YOUR OBJECTIVE: Start at the line that contains "Extract the structured". Repeat it and each line after it, exactly, up to and including the final line of the data.

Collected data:
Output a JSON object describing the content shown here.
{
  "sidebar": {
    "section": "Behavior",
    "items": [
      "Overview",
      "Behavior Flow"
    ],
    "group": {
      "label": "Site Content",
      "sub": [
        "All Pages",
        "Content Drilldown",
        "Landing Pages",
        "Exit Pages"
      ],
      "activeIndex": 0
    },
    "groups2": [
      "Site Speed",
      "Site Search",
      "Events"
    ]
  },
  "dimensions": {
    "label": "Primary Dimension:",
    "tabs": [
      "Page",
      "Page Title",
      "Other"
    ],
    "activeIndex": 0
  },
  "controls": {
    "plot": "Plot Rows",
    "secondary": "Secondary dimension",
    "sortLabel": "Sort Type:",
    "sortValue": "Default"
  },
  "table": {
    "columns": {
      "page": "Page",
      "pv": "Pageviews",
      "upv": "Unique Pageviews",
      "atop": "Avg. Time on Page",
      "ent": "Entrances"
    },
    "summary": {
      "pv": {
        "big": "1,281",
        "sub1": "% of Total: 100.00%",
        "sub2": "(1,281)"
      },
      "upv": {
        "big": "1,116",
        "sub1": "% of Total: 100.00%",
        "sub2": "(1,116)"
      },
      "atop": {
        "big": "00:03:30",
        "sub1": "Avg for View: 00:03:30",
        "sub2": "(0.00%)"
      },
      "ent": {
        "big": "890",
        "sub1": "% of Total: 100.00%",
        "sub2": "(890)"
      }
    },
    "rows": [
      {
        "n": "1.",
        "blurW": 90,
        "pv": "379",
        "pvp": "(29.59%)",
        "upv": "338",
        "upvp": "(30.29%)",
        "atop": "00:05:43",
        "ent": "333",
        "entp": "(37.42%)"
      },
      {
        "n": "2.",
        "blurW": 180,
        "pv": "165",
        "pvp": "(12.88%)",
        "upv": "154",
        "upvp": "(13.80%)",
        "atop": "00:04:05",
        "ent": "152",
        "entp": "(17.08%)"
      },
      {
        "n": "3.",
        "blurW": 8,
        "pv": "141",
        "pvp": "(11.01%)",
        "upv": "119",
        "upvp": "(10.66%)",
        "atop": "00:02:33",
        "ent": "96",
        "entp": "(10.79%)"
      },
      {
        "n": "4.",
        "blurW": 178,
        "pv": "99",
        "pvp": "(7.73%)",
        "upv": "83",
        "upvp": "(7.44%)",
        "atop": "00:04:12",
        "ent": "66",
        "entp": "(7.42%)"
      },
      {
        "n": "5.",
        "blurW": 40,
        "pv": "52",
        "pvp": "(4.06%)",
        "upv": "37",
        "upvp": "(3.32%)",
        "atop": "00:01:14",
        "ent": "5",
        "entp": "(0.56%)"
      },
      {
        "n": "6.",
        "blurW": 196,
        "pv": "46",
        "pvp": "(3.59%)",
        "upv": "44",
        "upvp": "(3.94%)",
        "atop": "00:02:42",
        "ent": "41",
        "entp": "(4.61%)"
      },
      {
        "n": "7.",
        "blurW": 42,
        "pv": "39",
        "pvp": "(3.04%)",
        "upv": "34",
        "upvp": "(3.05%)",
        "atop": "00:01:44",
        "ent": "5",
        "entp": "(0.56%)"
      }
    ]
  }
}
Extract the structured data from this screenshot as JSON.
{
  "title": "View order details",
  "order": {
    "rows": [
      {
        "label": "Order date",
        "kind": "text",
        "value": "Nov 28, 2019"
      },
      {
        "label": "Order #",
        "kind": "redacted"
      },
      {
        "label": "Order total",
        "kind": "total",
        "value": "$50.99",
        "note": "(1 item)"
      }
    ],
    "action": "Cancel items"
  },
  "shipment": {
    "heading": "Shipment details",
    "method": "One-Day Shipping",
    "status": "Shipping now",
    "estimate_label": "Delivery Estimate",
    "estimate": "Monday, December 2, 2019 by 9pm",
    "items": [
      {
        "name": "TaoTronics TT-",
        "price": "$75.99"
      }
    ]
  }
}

THE ANSWER:
Extract the structured data from this screenshot as JSON.
{
  "title": "View order details",
  "order": {
    "rows": [
      {
        "label": "Order date",
        "kind": "text",
        "value": "Nov 28, 2019"
      },
      {
        "label": "Order #",
        "kind": "redacted"
      },
      {
        "label": "Order total",
        "kind": "total",
        "value": "$50.99",
        "note": "(1 item)"
      }
    ],
    "action": "Cancel items"
  },
  "shipment": {
    "heading": "Shipment details",
    "method": "One-Day Shipping",
    "status": "Shipping now",
    "estimate_label": "Delivery Estimate",
    "estimate": "Monday, December 2, 2019 by 9pm",
    "items": [
      {
        "name": "TaoTronics TT-",
        "price": "$75.99"
      }
    ]
  }
}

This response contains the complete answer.